● TASK TO CARRY OUT: Filter these entries, keeping only lines that hold the word "link".

Segment Start: SOURCE MATERIAL

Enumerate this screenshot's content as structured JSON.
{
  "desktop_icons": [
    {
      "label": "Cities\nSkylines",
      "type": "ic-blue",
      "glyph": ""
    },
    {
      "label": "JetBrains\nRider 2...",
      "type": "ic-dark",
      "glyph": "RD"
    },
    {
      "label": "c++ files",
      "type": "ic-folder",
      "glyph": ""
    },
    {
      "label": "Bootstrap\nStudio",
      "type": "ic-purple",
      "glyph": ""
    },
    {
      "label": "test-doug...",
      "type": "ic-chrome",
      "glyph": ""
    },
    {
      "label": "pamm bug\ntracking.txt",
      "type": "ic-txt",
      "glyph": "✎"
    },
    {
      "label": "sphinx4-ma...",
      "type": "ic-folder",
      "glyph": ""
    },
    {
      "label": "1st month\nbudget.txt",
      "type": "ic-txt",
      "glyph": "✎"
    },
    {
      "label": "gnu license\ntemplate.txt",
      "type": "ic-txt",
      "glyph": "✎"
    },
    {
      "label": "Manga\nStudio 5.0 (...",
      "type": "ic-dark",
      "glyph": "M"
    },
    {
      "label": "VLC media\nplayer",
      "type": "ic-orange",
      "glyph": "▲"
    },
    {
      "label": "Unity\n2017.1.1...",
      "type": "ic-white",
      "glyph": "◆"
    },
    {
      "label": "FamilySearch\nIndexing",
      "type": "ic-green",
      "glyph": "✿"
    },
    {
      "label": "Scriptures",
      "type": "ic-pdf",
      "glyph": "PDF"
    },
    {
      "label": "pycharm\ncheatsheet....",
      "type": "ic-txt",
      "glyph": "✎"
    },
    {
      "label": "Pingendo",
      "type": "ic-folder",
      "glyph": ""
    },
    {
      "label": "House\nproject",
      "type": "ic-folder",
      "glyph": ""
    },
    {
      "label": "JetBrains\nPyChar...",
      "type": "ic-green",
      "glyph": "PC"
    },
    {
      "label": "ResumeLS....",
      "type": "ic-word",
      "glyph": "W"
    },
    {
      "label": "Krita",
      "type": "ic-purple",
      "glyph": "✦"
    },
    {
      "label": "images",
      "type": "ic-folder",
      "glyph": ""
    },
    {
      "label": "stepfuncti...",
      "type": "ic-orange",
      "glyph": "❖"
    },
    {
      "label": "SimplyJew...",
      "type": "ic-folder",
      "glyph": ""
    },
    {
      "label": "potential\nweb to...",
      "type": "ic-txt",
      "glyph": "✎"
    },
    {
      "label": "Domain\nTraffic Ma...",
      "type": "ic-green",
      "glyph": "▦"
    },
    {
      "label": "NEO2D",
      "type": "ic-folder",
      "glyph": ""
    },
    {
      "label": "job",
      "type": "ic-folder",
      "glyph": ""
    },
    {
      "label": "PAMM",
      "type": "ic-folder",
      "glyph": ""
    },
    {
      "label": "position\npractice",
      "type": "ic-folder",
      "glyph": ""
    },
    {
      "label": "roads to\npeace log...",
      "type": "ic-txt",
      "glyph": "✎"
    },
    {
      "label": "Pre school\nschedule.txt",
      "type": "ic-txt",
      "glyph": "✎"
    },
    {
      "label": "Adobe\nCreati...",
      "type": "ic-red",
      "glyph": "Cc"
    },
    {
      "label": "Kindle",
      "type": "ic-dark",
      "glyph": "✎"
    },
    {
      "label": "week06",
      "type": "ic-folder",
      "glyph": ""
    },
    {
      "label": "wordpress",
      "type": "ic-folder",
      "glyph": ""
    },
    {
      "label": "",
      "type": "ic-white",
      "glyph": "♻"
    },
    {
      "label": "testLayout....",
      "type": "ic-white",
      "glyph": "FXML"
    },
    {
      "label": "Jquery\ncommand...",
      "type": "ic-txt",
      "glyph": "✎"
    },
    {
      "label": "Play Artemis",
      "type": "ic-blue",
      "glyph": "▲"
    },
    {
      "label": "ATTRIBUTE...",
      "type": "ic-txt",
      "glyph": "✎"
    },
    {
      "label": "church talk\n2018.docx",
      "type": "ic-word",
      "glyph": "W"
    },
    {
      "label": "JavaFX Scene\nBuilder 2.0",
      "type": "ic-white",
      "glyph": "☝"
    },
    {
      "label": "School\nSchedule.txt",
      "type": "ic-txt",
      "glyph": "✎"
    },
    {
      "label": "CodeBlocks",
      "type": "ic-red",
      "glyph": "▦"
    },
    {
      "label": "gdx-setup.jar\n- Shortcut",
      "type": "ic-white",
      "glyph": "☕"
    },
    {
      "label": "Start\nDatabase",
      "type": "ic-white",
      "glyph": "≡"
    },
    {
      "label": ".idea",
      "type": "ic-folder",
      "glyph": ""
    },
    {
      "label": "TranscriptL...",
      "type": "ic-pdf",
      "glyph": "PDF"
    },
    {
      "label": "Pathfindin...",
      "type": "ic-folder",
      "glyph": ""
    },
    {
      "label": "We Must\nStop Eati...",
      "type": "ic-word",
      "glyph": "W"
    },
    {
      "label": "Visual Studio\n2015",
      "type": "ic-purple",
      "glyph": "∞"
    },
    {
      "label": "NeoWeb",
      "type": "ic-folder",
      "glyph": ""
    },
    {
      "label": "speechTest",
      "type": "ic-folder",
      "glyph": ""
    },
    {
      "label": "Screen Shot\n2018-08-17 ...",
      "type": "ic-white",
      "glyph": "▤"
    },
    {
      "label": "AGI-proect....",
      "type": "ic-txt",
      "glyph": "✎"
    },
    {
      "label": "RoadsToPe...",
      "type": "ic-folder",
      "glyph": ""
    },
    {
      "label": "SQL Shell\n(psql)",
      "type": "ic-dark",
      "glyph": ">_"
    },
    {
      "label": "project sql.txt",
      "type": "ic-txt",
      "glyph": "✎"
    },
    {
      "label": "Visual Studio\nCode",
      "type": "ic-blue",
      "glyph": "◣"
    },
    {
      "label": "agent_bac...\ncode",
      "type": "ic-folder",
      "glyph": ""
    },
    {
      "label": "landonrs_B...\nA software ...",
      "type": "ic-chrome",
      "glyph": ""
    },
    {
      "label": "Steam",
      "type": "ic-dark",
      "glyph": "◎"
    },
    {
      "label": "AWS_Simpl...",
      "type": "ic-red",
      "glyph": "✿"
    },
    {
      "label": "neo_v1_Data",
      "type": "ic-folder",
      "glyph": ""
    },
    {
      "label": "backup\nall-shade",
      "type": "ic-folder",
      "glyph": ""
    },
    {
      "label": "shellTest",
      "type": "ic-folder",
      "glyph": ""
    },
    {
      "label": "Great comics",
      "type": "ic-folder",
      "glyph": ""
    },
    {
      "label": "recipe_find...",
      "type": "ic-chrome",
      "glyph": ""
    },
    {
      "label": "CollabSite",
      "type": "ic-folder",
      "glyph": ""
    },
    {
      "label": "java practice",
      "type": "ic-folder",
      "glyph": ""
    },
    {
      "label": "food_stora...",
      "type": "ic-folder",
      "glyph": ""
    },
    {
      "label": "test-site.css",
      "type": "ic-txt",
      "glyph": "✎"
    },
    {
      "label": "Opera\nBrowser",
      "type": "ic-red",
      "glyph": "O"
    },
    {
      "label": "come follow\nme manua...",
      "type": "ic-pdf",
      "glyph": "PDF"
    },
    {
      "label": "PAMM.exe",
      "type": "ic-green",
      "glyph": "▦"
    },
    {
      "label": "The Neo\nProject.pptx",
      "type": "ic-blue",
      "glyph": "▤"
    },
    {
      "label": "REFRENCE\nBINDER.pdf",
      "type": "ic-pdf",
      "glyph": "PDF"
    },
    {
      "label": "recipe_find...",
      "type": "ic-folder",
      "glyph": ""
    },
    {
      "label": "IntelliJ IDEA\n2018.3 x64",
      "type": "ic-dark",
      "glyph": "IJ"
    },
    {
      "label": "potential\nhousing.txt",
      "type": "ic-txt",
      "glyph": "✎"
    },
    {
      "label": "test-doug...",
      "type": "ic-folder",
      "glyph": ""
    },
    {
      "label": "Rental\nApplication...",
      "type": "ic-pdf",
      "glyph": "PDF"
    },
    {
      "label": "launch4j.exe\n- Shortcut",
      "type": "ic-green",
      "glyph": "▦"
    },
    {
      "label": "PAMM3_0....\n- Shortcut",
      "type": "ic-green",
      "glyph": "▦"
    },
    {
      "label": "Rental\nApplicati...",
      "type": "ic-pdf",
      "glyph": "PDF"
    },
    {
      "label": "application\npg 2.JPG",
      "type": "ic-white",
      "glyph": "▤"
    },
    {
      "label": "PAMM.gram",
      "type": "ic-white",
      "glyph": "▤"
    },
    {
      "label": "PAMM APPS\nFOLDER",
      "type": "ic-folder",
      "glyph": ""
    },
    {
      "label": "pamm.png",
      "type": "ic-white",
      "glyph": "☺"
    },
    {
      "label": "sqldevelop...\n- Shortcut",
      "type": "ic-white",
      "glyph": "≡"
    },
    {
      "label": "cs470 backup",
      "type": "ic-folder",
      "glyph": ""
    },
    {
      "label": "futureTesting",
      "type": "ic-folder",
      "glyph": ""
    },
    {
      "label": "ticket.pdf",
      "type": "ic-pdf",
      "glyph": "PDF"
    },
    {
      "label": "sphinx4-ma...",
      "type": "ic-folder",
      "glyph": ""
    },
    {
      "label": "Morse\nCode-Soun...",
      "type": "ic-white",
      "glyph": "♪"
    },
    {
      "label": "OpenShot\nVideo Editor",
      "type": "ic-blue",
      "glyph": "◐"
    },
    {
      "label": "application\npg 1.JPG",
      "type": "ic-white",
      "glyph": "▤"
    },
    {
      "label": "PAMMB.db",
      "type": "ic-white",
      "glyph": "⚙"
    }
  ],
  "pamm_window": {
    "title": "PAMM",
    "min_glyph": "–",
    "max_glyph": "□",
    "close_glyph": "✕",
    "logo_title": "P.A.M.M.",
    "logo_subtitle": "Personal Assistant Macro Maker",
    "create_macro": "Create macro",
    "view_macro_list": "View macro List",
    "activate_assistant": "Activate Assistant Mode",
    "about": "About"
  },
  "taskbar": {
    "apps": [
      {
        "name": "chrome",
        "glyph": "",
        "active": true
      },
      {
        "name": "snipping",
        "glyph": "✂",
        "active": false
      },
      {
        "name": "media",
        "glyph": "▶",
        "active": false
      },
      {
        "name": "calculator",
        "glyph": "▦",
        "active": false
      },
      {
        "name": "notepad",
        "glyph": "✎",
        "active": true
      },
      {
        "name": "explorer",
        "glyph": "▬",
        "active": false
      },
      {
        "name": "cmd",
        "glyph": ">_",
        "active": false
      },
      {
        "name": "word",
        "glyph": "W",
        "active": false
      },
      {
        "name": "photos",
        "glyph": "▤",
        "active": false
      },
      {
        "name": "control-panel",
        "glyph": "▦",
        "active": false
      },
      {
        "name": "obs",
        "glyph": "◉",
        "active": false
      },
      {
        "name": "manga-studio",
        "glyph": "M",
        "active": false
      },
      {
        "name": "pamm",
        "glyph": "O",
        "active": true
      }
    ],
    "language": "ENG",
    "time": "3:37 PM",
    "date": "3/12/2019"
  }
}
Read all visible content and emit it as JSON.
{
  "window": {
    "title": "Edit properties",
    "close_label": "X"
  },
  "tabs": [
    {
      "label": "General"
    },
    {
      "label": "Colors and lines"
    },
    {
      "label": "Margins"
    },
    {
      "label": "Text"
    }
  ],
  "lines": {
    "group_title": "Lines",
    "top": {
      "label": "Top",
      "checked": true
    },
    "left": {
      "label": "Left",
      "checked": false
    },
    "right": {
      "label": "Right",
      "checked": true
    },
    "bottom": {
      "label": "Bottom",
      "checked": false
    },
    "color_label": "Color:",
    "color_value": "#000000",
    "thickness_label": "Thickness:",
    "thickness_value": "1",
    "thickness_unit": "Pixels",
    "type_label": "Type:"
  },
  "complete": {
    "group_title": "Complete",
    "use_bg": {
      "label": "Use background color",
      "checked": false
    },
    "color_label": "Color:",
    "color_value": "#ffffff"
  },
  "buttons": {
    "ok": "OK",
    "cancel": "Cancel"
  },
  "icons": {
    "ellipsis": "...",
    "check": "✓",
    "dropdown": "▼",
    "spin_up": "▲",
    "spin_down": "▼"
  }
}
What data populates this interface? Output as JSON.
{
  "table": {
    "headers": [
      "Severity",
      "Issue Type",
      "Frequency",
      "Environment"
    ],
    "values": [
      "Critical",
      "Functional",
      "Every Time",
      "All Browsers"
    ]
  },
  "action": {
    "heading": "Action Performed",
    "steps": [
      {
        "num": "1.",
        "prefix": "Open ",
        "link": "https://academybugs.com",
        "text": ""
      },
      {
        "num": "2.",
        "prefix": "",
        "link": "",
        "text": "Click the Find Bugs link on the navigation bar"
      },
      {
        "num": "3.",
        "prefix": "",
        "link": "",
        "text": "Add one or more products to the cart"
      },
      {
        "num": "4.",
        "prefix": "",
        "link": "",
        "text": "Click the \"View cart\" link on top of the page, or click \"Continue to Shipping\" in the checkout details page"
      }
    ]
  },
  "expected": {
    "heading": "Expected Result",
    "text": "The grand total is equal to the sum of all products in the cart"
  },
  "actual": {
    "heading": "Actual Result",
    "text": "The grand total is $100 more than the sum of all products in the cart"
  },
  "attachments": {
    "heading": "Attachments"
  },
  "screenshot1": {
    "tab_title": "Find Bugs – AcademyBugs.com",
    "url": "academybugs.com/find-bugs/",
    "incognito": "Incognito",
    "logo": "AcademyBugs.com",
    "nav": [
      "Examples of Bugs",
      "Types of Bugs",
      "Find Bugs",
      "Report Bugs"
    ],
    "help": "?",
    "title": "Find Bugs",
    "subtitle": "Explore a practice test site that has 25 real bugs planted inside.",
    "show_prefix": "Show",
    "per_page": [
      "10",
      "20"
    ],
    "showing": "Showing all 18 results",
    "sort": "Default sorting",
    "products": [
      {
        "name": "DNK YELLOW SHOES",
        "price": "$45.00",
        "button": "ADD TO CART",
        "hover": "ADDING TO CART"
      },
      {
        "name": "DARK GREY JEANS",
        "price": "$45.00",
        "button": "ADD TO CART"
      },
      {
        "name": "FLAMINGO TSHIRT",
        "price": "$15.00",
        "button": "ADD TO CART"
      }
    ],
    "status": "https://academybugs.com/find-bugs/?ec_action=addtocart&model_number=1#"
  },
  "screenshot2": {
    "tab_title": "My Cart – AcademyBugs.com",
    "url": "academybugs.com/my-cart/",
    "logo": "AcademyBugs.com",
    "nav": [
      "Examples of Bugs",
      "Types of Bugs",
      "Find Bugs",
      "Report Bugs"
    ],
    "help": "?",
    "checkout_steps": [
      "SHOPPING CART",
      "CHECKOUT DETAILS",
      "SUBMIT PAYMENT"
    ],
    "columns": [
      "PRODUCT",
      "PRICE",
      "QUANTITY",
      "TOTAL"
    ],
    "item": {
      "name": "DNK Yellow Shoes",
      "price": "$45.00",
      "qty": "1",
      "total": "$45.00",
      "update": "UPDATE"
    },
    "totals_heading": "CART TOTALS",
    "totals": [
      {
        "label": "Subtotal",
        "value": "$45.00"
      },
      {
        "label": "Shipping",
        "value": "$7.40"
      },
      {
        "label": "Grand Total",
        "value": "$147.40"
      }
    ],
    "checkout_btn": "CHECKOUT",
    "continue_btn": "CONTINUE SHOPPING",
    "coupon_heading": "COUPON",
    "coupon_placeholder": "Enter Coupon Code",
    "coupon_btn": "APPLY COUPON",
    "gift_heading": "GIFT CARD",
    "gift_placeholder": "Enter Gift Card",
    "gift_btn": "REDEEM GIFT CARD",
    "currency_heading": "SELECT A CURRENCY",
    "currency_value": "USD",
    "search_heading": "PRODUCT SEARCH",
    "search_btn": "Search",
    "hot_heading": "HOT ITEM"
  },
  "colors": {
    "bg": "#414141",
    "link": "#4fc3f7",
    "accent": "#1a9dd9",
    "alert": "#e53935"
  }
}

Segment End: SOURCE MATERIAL

● RESULT OF THE EXERCISE:
        "link": "https://academybugs.com",
        "link": "",
        "text": "Click the Find Bugs link on the navigation bar"
        "link": "",
        "link": "",
        "text": "Click the \"View cart\" link on top of the page, or click \"Continue to Shipping\" in the checkout details page"
    "link": "#4fc3f7",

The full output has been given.